START SOURCE DATA

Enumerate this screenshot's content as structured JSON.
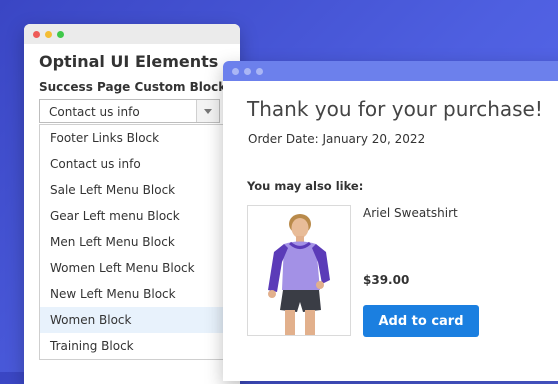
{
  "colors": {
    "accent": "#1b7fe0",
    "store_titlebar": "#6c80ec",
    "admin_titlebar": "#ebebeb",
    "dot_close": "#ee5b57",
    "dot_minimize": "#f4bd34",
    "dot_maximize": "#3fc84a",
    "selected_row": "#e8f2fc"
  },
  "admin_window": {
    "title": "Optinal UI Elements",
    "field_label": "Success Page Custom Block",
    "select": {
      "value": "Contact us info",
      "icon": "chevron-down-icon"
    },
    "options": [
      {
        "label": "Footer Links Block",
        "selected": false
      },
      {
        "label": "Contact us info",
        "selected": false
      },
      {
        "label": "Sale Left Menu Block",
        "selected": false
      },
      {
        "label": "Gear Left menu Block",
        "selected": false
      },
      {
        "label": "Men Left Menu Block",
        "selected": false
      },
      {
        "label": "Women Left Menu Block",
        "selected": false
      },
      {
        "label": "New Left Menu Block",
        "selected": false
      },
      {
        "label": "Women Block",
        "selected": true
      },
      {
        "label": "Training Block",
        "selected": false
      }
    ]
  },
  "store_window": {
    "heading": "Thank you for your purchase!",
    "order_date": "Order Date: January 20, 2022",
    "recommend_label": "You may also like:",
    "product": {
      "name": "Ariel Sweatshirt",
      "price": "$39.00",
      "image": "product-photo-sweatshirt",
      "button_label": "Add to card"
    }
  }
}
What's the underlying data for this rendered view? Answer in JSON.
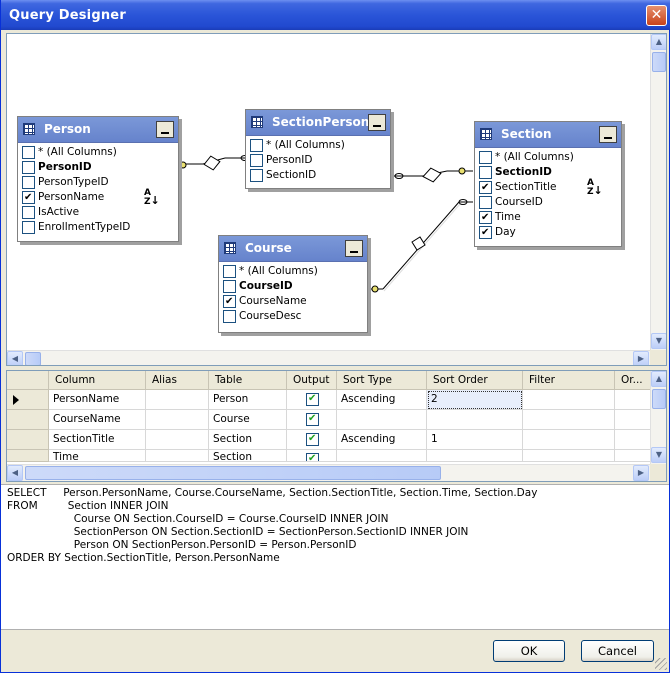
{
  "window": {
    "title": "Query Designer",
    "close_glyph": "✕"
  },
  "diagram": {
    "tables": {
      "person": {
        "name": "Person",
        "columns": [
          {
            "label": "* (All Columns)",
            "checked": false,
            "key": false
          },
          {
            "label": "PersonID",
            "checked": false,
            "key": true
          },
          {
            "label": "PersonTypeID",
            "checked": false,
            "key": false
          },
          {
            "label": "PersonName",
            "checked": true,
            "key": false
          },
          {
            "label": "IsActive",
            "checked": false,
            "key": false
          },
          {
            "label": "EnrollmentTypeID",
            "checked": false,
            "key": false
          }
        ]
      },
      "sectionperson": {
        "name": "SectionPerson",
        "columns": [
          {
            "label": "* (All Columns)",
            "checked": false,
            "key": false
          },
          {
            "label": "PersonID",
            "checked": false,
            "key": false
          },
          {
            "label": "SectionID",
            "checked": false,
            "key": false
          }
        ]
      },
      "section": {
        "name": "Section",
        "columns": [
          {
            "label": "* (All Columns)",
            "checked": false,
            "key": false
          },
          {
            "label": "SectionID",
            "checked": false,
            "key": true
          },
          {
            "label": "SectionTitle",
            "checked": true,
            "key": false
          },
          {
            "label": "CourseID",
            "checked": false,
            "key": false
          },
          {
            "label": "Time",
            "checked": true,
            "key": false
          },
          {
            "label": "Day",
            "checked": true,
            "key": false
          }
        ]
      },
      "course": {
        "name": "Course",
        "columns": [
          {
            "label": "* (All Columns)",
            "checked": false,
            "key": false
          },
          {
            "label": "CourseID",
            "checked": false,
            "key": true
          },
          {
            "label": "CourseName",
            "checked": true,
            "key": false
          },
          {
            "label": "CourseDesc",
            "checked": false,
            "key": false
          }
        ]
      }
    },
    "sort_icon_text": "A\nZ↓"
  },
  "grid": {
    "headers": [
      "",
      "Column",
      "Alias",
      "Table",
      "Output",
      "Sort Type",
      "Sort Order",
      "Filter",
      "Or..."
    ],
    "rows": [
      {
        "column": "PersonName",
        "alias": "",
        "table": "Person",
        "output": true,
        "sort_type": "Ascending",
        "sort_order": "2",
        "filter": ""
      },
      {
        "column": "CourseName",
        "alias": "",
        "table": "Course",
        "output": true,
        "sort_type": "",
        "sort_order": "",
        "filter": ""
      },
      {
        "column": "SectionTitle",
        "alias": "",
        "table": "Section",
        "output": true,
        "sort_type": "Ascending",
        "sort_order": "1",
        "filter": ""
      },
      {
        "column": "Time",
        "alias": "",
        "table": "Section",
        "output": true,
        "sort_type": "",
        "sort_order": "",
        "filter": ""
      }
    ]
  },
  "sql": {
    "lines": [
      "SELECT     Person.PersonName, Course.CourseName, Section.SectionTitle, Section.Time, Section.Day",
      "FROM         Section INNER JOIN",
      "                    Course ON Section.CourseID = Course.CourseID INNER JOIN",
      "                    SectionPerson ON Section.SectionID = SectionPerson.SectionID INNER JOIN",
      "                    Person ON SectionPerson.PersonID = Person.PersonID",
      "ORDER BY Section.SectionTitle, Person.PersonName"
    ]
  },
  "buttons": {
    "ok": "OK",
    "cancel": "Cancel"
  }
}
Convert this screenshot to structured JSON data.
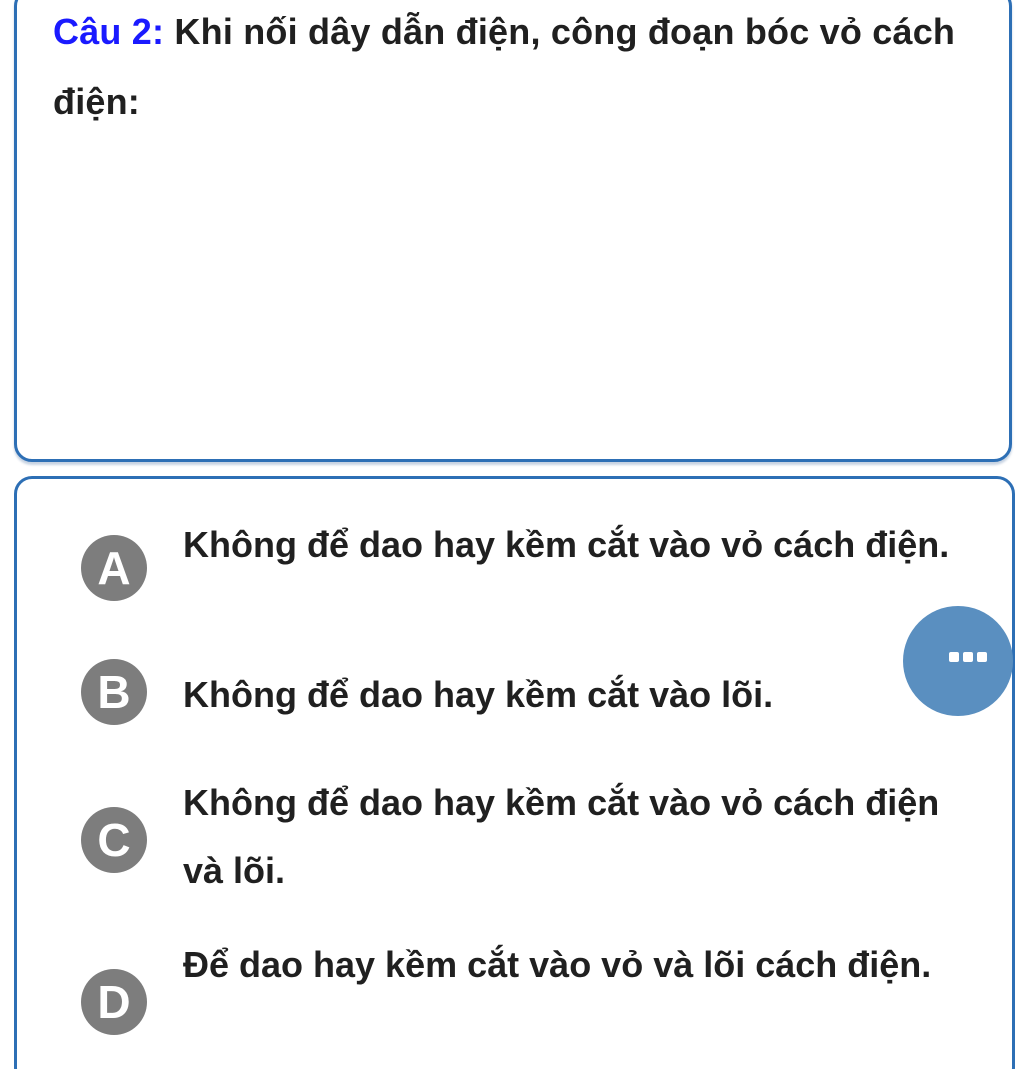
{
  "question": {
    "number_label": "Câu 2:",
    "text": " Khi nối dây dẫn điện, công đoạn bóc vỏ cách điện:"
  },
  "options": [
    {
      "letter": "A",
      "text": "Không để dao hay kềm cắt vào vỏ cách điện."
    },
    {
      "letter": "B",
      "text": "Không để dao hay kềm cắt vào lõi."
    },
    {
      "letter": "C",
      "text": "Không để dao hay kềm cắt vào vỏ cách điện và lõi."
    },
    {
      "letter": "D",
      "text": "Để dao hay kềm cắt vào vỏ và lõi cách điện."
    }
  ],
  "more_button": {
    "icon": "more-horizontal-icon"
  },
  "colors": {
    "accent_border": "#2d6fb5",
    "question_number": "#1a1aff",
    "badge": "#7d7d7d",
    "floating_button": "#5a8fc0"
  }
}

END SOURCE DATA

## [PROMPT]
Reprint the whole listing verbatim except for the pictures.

## [YOUR RESPONSE]
Enumerate this screenshot's content as structured JSON.
{
  "colors": {
    "accent": "#1b7fe0",
    "store_titlebar": "#6c80ec",
    "admin_titlebar": "#ebebeb",
    "dot_close": "#ee5b57",
    "dot_minimize": "#f4bd34",
    "dot_maximize": "#3fc84a",
    "selected_row": "#e8f2fc"
  },
  "admin_window": {
    "title": "Optinal UI Elements",
    "field_label": "Success Page Custom Block",
    "select": {
      "value": "Contact us info",
      "icon": "chevron-down-icon"
    },
    "options": [
      {
        "label": "Footer Links Block",
        "selected": false
      },
      {
        "label": "Contact us info",
        "selected": false
      },
      {
        "label": "Sale Left Menu Block",
        "selected": false
      },
      {
        "label": "Gear Left menu Block",
        "selected": false
      },
      {
        "label": "Men Left Menu Block",
        "selected": false
      },
      {
        "label": "Women Left Menu Block",
        "selected": false
      },
      {
        "label": "New Left Menu Block",
        "selected": false
      },
      {
        "label": "Women Block",
        "selected": true
      },
      {
        "label": "Training Block",
        "selected": false
      }
    ]
  },
  "store_window": {
    "heading": "Thank you for your purchase!",
    "order_date": "Order Date: January 20, 2022",
    "recommend_label": "You may also like:",
    "product": {
      "name": "Ariel Sweatshirt",
      "price": "$39.00",
      "image": "product-photo-sweatshirt",
      "button_label": "Add to card"
    }
  }
}
What's the underlying data for this rendered view? Answer in JSON.
{
  "window": {
    "title": "Query Designer",
    "close_glyph": "✕"
  },
  "diagram": {
    "tables": {
      "person": {
        "name": "Person",
        "columns": [
          {
            "label": "* (All Columns)",
            "checked": false,
            "key": false
          },
          {
            "label": "PersonID",
            "checked": false,
            "key": true
          },
          {
            "label": "PersonTypeID",
            "checked": false,
            "key": false
          },
          {
            "label": "PersonName",
            "checked": true,
            "key": false
          },
          {
            "label": "IsActive",
            "checked": false,
            "key": false
          },
          {
            "label": "EnrollmentTypeID",
            "checked": false,
            "key": false
          }
        ]
      },
      "sectionperson": {
        "name": "SectionPerson",
        "columns": [
          {
            "label": "* (All Columns)",
            "checked": false,
            "key": false
          },
          {
            "label": "PersonID",
            "checked": false,
            "key": false
          },
          {
            "label": "SectionID",
            "checked": false,
            "key": false
          }
        ]
      },
      "section": {
        "name": "Section",
        "columns": [
          {
            "label": "* (All Columns)",
            "checked": false,
            "key": false
          },
          {
            "label": "SectionID",
            "checked": false,
            "key": true
          },
          {
            "label": "SectionTitle",
            "checked": true,
            "key": false
          },
          {
            "label": "CourseID",
            "checked": false,
            "key": false
          },
          {
            "label": "Time",
            "checked": true,
            "key": false
          },
          {
            "label": "Day",
            "checked": true,
            "key": false
          }
        ]
      },
      "course": {
        "name": "Course",
        "columns": [
          {
            "label": "* (All Columns)",
            "checked": false,
            "key": false
          },
          {
            "label": "CourseID",
            "checked": false,
            "key": true
          },
          {
            "label": "CourseName",
            "checked": true,
            "key": false
          },
          {
            "label": "CourseDesc",
            "checked": false,
            "key": false
          }
        ]
      }
    },
    "sort_icon_text": "A\nZ↓"
  },
  "grid": {
    "headers": [
      "",
      "Column",
      "Alias",
      "Table",
      "Output",
      "Sort Type",
      "Sort Order",
      "Filter",
      "Or..."
    ],
    "rows": [
      {
        "column": "PersonName",
        "alias": "",
        "table": "Person",
        "output": true,
        "sort_type": "Ascending",
        "sort_order": "2",
        "filter": ""
      },
      {
        "column": "CourseName",
        "alias": "",
        "table": "Course",
        "output": true,
        "sort_type": "",
        "sort_order": "",
        "filter": ""
      },
      {
        "column": "SectionTitle",
        "alias": "",
        "table": "Section",
        "output": true,
        "sort_type": "Ascending",
        "sort_order": "1",
        "filter": ""
      },
      {
        "column": "Time",
        "alias": "",
        "table": "Section",
        "output": true,
        "sort_type": "",
        "sort_order": "",
        "filter": ""
      }
    ]
  },
  "sql": {
    "lines": [
      "SELECT     Person.PersonName, Course.CourseName, Section.SectionTitle, Section.Time, Section.Day",
      "FROM         Section INNER JOIN",
      "                    Course ON Section.CourseID = Course.CourseID INNER JOIN",
      "                    SectionPerson ON Section.SectionID = SectionPerson.SectionID INNER JOIN",
      "                    Person ON SectionPerson.PersonID = Person.PersonID",
      "ORDER BY Section.SectionTitle, Person.PersonName"
    ]
  },
  "buttons": {
    "ok": "OK",
    "cancel": "Cancel"
  }
}
Convert this screenshot to structured JSON data.
{
  "question": {
    "number_label": "Câu 2:",
    "text": " Khi nối dây dẫn điện, công đoạn bóc vỏ cách điện:"
  },
  "options": [
    {
      "letter": "A",
      "text": "Không để dao hay kềm cắt vào vỏ cách điện."
    },
    {
      "letter": "B",
      "text": "Không để dao hay kềm cắt vào lõi."
    },
    {
      "letter": "C",
      "text": "Không để dao hay kềm cắt vào vỏ cách điện và lõi."
    },
    {
      "letter": "D",
      "text": "Để dao hay kềm cắt vào vỏ và lõi cách điện."
    }
  ],
  "more_button": {
    "icon": "more-horizontal-icon"
  },
  "colors": {
    "accent_border": "#2d6fb5",
    "question_number": "#1a1aff",
    "badge": "#7d7d7d",
    "floating_button": "#5a8fc0"
  }
}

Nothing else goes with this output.